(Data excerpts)
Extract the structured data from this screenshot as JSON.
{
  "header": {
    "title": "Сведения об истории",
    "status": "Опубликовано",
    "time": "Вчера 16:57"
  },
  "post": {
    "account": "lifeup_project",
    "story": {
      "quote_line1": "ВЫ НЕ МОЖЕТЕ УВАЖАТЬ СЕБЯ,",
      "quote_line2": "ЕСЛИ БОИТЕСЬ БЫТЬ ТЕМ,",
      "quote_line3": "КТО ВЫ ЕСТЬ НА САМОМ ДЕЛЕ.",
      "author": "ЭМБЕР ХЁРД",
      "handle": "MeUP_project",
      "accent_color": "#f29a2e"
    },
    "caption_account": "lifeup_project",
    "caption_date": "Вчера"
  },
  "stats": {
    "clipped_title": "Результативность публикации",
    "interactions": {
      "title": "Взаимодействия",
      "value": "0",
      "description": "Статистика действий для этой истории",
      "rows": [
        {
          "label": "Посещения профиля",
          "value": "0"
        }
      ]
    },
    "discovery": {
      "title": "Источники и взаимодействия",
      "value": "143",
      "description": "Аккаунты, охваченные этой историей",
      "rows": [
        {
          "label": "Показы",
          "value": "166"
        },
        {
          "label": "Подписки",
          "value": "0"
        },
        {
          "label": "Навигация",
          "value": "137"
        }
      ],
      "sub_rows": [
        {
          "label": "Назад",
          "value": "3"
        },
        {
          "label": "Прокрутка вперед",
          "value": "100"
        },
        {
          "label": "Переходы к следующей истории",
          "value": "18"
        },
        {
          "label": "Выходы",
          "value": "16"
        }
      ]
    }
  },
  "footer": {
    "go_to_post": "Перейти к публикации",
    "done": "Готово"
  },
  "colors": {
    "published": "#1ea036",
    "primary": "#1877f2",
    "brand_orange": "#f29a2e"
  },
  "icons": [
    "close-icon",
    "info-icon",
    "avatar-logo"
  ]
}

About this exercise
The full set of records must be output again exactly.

Task answer
Extract the structured data from this screenshot as JSON.
{
  "header": {
    "title": "Сведения об истории",
    "status": "Опубликовано",
    "time": "Вчера 16:57"
  },
  "post": {
    "account": "lifeup_project",
    "story": {
      "quote_line1": "ВЫ НЕ МОЖЕТЕ УВАЖАТЬ СЕБЯ,",
      "quote_line2": "ЕСЛИ БОИТЕСЬ БЫТЬ ТЕМ,",
      "quote_line3": "КТО ВЫ ЕСТЬ НА САМОМ ДЕЛЕ.",
      "author": "ЭМБЕР ХЁРД",
      "handle": "MeUP_project",
      "accent_color": "#f29a2e"
    },
    "caption_account": "lifeup_project",
    "caption_date": "Вчера"
  },
  "stats": {
    "clipped_title": "Результативность публикации",
    "interactions": {
      "title": "Взаимодействия",
      "value": "0",
      "description": "Статистика действий для этой истории",
      "rows": [
        {
          "label": "Посещения профиля",
          "value": "0"
        }
      ]
    },
    "discovery": {
      "title": "Источники и взаимодействия",
      "value": "143",
      "description": "Аккаунты, охваченные этой историей",
      "rows": [
        {
          "label": "Показы",
          "value": "166"
        },
        {
          "label": "Подписки",
          "value": "0"
        },
        {
          "label": "Навигация",
          "value": "137"
        }
      ],
      "sub_rows": [
        {
          "label": "Назад",
          "value": "3"
        },
        {
          "label": "Прокрутка вперед",
          "value": "100"
        },
        {
          "label": "Переходы к следующей истории",
          "value": "18"
        },
        {
          "label": "Выходы",
          "value": "16"
        }
      ]
    }
  },
  "footer": {
    "go_to_post": "Перейти к публикации",
    "done": "Готово"
  },
  "colors": {
    "published": "#1ea036",
    "primary": "#1877f2",
    "brand_orange": "#f29a2e"
  },
  "icons": [
    "close-icon",
    "info-icon",
    "avatar-logo"
  ]
}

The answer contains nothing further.